‘Yes, definitely time to say goodnight,’ Theresa agrees.

‘Think I’ll turn in myself, I’m bunched.’ Michael can scarcely hide his relief that he can escape the growing tension in the room.

Rose opens the door and both Michael and Theresa hug her. ‘Night and sleep tight,’ they say in unison. Theresa’s embrace is a little stiff however and she avoids Rose’s gaze.

On his way out, Sean squeezes her arm. She thinks she sees his eyes glisten. But surely not?  He’s never been sentimental.

Rose locks her door then lowers the air conditioning; She brushes her teeth and creams off her make-up, barely glancing in the bathroom mirror.   Once undressed, she quickly pulls on her pyjamas and takes from her handbag the blue plastic plugs she’d bought in the Shopping Mall earlier. She removes their wrapping and inserts them into her ears. Once under the cover, the bed seems even larger than the night before and Rose cannot rid herself of the images crowding her mind.  Jack Hourihan’s handsome face swims before her followed by Sean and Theresa, smugly mapping out her future. And now, all these years later, deciding her final resting place. Again, resentment makes her body ache.

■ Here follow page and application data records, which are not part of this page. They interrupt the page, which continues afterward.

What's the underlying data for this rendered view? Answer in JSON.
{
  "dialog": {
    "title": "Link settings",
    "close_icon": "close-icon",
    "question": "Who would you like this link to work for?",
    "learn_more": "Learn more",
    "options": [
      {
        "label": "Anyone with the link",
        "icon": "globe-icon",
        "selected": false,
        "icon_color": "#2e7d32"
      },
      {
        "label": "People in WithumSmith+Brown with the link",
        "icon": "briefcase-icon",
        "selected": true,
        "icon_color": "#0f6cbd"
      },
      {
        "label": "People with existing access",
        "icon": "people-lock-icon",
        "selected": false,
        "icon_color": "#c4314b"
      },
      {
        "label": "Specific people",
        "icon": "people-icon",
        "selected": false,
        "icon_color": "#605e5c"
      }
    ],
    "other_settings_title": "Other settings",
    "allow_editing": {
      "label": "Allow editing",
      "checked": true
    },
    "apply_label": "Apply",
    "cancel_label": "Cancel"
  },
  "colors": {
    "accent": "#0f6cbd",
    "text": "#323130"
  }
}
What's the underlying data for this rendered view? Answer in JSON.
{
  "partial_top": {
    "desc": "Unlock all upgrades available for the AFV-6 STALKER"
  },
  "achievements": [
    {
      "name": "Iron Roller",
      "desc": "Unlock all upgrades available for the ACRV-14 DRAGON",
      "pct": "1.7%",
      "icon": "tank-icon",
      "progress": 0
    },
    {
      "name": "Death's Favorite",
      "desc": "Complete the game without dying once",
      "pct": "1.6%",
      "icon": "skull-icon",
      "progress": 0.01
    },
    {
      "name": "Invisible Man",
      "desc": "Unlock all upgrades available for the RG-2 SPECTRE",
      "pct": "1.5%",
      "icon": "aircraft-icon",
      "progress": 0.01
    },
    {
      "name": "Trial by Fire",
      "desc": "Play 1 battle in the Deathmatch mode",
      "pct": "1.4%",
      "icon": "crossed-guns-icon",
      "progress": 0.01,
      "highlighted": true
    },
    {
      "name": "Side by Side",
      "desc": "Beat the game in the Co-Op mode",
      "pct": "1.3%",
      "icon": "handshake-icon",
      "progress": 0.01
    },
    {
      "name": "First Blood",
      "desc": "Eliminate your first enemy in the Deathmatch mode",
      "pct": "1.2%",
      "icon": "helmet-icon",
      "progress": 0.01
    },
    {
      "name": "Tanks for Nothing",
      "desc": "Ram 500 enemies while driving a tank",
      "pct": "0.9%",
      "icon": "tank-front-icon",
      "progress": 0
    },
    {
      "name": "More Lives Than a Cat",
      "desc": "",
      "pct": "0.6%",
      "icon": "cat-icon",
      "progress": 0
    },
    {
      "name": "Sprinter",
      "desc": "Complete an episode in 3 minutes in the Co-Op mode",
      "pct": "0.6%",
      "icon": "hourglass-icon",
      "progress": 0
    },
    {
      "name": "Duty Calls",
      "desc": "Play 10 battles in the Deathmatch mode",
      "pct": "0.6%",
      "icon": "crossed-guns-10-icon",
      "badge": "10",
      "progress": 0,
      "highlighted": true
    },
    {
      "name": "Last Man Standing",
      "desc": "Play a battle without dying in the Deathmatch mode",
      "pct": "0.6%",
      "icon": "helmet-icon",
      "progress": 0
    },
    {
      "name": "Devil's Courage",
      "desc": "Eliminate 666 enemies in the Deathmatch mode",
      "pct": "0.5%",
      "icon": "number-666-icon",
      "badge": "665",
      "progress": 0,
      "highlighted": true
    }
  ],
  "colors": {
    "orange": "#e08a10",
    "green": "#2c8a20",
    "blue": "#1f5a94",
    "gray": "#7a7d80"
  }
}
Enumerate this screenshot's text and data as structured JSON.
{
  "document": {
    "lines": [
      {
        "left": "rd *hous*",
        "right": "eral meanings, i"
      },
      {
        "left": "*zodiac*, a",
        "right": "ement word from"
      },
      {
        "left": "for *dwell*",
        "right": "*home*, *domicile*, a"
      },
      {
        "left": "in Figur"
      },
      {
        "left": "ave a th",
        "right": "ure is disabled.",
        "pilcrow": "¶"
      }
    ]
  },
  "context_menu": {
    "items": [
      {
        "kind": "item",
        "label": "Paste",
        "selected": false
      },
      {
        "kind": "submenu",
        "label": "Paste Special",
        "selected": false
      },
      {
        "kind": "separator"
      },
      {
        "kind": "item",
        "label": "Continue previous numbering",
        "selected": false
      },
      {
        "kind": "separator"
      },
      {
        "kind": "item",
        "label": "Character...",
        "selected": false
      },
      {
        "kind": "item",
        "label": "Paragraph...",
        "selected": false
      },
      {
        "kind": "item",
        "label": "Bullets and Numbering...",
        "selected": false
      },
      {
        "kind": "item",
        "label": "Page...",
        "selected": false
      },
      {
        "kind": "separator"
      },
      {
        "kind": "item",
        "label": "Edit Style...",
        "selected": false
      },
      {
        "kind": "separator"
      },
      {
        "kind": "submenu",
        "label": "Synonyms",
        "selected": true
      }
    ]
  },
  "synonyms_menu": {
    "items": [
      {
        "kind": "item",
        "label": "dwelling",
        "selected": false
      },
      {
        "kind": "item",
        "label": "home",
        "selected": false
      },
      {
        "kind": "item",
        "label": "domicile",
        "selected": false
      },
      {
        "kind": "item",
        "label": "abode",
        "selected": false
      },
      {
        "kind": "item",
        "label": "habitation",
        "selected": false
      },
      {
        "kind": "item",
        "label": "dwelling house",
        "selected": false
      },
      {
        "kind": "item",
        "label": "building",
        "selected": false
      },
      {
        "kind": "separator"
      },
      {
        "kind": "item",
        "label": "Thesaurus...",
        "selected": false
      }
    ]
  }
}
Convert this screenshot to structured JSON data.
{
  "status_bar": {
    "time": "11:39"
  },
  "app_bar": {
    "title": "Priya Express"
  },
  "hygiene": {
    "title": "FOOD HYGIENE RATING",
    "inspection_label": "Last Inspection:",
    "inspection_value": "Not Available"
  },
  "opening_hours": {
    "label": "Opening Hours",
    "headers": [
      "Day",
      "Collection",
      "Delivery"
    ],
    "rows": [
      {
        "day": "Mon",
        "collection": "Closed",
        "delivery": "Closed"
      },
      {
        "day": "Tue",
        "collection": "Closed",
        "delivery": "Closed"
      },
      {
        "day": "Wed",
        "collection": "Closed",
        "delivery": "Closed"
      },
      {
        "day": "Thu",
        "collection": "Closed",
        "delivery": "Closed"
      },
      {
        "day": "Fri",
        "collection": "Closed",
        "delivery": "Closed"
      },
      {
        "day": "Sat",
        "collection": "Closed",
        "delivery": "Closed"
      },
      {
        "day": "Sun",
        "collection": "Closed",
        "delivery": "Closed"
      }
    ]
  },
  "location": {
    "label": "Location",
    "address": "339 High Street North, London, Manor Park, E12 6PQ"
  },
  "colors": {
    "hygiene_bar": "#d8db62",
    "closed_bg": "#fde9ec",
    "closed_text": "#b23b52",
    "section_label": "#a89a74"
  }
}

Despite the ear plugs, the noise from the corridor filters to her. Rose pushes the plugs deeper, holding them in with her hands until the sound becomes a dull throb. Eventually, she falls asleep but her dreams take her along the gravel path, among the rows of ended lives.

© Eileen Casey